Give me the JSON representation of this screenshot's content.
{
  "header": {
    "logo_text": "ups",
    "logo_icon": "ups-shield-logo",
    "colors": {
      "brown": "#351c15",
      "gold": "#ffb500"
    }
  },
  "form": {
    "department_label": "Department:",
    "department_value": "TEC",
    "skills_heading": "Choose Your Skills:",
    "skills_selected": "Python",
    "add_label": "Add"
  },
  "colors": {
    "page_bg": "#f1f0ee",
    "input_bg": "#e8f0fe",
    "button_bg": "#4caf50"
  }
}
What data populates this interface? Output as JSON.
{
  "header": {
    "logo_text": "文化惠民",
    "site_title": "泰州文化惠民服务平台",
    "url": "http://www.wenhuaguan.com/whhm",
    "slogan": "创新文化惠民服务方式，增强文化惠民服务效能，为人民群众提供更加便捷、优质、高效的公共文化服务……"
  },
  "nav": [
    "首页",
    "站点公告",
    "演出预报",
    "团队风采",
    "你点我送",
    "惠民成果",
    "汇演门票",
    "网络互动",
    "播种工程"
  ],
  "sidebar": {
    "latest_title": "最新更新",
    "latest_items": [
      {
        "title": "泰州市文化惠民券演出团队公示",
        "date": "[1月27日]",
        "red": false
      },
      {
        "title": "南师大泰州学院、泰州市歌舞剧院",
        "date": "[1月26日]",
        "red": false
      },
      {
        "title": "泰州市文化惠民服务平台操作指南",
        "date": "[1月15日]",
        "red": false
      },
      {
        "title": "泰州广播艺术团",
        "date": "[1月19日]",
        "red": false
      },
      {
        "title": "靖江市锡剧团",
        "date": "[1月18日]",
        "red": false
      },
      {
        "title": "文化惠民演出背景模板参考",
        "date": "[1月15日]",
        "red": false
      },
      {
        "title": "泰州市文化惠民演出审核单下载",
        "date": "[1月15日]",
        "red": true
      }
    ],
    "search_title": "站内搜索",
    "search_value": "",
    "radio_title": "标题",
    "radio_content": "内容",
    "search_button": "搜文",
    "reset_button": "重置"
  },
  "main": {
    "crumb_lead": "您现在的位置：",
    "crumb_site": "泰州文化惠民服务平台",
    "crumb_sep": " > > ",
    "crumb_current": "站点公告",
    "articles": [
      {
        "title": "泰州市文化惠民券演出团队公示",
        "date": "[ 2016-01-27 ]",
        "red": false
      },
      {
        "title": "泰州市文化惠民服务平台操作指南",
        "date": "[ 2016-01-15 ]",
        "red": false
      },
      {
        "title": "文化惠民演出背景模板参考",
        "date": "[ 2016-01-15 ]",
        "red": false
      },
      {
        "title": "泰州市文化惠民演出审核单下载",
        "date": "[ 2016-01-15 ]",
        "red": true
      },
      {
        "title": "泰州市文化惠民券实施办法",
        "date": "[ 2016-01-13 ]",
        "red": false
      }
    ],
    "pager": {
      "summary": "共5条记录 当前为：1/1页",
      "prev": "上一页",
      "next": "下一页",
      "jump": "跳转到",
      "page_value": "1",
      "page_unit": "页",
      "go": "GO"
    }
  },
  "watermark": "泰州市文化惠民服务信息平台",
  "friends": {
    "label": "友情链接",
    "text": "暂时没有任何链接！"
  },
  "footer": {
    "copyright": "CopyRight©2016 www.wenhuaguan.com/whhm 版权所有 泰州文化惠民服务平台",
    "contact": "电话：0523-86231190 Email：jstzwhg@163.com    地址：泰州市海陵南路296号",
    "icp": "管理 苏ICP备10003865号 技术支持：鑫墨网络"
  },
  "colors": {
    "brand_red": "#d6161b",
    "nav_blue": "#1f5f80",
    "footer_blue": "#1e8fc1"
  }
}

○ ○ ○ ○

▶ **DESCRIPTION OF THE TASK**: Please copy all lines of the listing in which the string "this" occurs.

▶ **COMPLETED EXERCISE**:
Give me the JSON representation of this screenshot's content.
What data populates this interface? Output as JSON.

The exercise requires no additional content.